╭─ DATA TO EXAMINE
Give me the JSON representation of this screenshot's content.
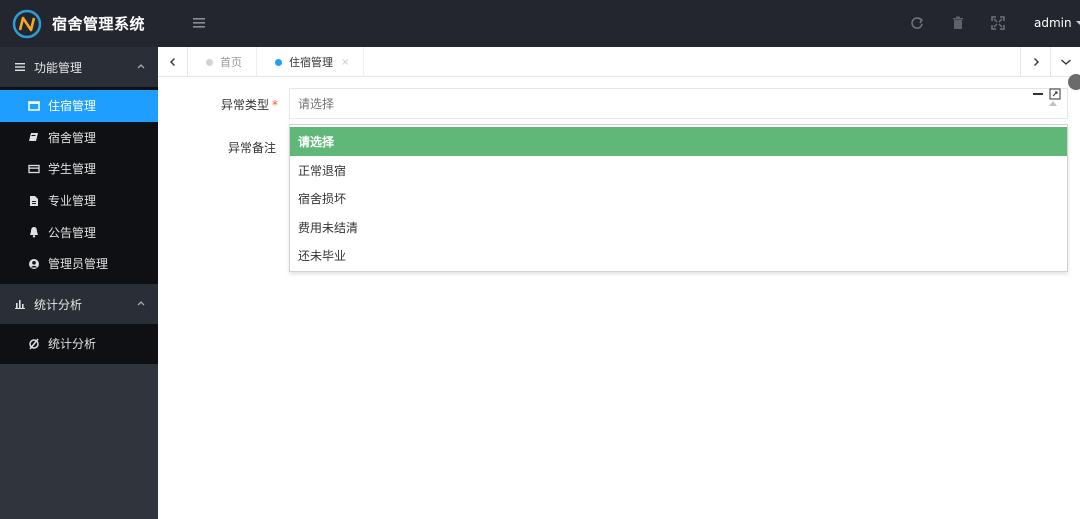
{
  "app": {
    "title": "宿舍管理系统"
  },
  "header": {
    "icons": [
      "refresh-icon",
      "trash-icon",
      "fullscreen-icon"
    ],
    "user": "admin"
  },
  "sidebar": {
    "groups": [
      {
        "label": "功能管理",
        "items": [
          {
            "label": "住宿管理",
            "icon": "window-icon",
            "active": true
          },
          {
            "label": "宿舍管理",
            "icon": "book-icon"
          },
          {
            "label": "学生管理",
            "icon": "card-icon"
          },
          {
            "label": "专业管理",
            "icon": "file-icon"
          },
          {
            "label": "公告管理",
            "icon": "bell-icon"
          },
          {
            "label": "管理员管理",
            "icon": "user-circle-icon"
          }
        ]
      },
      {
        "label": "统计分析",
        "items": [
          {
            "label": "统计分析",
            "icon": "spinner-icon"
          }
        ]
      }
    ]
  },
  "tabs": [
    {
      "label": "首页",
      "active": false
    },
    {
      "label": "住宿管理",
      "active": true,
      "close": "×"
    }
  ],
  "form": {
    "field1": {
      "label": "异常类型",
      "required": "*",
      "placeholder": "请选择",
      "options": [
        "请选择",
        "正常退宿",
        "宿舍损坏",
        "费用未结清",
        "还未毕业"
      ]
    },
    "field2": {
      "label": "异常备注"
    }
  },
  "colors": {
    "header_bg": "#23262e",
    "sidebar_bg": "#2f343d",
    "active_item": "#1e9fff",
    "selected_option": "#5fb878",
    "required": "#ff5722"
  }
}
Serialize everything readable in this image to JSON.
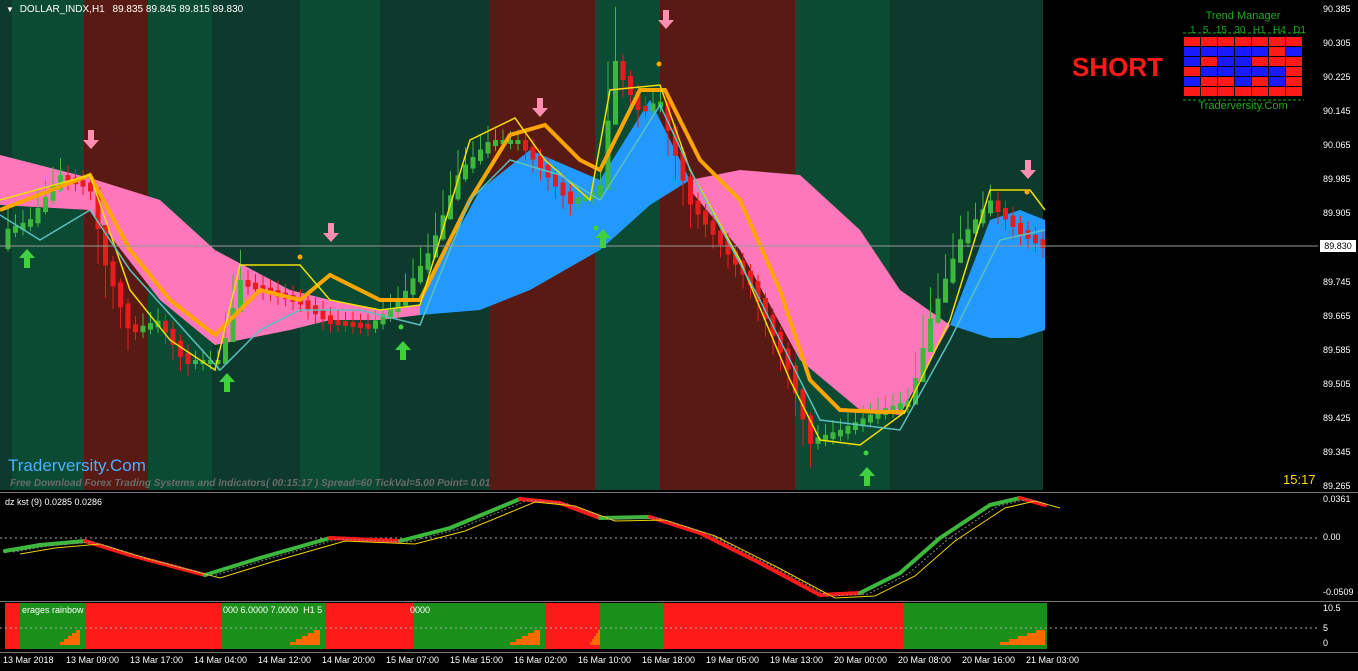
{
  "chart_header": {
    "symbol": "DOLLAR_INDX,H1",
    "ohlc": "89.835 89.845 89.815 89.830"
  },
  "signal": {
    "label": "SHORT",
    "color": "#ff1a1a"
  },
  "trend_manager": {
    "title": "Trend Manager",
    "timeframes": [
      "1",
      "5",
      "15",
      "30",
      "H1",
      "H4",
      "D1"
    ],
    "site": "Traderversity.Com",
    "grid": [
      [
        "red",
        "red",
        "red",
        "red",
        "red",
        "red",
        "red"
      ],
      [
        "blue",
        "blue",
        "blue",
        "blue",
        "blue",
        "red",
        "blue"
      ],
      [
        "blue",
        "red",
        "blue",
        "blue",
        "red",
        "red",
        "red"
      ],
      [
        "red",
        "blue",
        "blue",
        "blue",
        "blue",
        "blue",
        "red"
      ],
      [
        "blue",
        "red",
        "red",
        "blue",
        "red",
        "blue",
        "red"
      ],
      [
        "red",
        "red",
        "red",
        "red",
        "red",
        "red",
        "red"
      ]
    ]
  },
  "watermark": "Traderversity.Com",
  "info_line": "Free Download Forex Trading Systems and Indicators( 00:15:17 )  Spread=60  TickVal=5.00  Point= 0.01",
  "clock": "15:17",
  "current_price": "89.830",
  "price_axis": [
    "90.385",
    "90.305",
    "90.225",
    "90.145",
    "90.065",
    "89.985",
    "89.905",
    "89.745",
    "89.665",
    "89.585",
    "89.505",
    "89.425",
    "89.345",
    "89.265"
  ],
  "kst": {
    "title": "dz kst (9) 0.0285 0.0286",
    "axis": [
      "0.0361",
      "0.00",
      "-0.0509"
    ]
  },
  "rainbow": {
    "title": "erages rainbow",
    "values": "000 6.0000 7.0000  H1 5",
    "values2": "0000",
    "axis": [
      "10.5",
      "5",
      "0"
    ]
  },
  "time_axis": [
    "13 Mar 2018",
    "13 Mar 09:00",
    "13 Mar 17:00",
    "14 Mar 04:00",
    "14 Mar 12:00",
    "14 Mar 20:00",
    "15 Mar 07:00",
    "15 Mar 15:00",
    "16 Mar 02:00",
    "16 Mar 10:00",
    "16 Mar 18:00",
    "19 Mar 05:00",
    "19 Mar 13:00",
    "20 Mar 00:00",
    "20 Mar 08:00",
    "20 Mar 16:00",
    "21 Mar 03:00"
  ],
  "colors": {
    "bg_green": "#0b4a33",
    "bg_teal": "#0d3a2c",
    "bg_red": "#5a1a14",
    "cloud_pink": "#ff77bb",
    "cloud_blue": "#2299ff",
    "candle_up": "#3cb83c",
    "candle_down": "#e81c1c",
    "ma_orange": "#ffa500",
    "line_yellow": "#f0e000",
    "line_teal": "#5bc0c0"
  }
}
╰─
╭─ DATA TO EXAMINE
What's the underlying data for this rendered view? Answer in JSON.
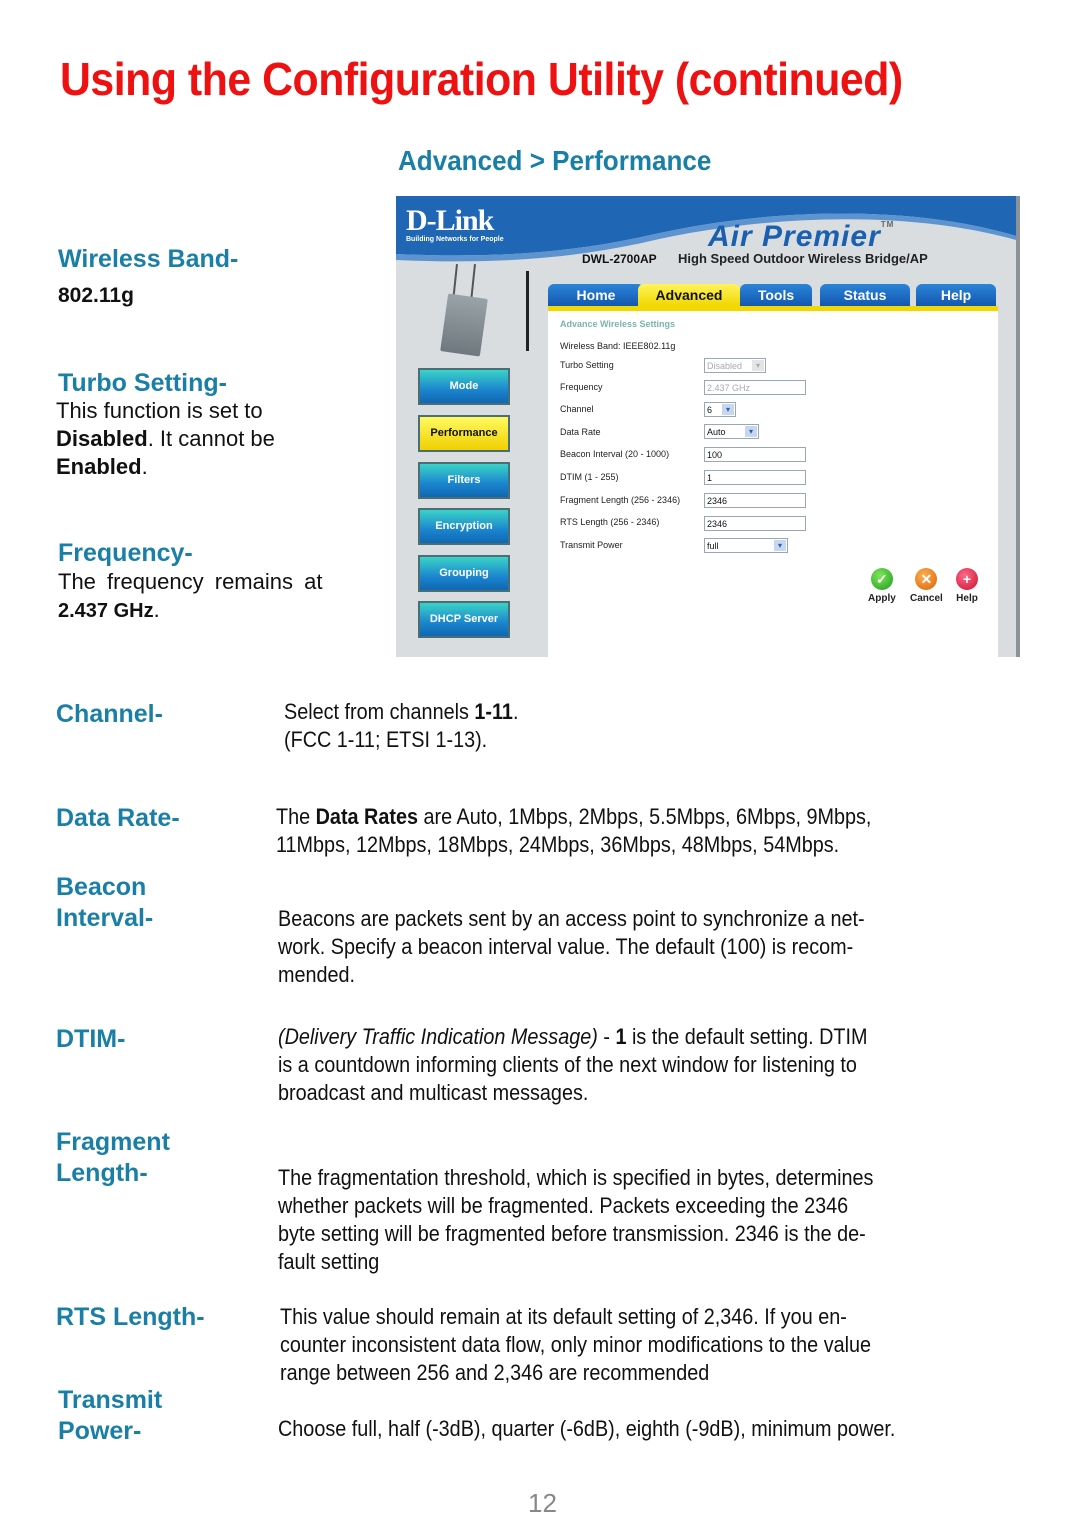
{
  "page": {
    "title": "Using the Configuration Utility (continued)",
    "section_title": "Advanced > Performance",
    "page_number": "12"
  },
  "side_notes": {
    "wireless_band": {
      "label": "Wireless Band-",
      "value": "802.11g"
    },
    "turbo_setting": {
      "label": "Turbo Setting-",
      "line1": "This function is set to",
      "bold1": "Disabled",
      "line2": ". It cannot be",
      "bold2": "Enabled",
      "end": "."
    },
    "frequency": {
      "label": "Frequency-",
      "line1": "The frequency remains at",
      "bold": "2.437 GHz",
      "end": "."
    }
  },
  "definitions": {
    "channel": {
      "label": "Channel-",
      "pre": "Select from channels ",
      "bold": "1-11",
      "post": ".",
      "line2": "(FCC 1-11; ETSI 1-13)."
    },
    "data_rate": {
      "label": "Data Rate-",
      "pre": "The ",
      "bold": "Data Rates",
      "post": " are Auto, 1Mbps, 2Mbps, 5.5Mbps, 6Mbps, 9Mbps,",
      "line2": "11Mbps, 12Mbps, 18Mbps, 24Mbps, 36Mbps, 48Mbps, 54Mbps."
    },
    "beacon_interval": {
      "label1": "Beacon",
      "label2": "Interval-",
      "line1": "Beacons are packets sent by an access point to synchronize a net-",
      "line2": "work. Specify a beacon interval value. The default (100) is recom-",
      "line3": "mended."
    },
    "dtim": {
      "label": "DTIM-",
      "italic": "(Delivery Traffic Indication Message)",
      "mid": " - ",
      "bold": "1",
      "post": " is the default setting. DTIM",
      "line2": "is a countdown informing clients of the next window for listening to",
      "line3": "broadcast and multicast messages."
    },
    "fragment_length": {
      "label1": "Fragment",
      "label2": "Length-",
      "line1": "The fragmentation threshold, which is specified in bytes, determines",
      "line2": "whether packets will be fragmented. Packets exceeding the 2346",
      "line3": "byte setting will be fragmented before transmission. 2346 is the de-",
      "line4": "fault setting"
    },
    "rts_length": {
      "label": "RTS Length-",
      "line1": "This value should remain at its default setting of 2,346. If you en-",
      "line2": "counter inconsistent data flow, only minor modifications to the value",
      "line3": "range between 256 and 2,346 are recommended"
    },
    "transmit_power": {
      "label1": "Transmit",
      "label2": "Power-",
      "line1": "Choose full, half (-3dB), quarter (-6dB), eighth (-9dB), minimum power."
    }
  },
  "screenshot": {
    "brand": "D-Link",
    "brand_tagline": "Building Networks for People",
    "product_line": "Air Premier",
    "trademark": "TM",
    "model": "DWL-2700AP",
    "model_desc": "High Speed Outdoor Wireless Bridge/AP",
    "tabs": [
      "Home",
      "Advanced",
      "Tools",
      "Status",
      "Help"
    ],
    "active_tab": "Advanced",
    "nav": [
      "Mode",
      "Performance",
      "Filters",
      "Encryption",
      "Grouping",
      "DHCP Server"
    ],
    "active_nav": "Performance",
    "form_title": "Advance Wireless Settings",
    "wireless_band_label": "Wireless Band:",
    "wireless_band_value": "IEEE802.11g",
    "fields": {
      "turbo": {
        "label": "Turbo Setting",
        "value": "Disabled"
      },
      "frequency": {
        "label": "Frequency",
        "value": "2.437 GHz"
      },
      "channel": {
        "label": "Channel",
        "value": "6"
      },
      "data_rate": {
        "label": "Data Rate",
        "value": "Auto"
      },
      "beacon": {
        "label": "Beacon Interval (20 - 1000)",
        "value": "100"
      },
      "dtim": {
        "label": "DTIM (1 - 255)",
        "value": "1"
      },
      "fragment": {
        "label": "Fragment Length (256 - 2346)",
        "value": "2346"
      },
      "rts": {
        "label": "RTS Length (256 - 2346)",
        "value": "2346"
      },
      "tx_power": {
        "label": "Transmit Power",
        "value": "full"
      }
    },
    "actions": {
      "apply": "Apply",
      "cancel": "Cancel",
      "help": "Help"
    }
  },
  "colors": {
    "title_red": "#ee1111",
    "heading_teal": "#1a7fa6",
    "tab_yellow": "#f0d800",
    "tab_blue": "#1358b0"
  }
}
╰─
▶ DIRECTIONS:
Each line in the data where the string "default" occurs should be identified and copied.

▶ EXERCISE RESPONSE:
      "line2": "work. Specify a beacon interval value. The default (100) is recom-",
      "post": " is the default setting. DTIM",
      "line1": "This value should remain at its default setting of 2,346. If you en-",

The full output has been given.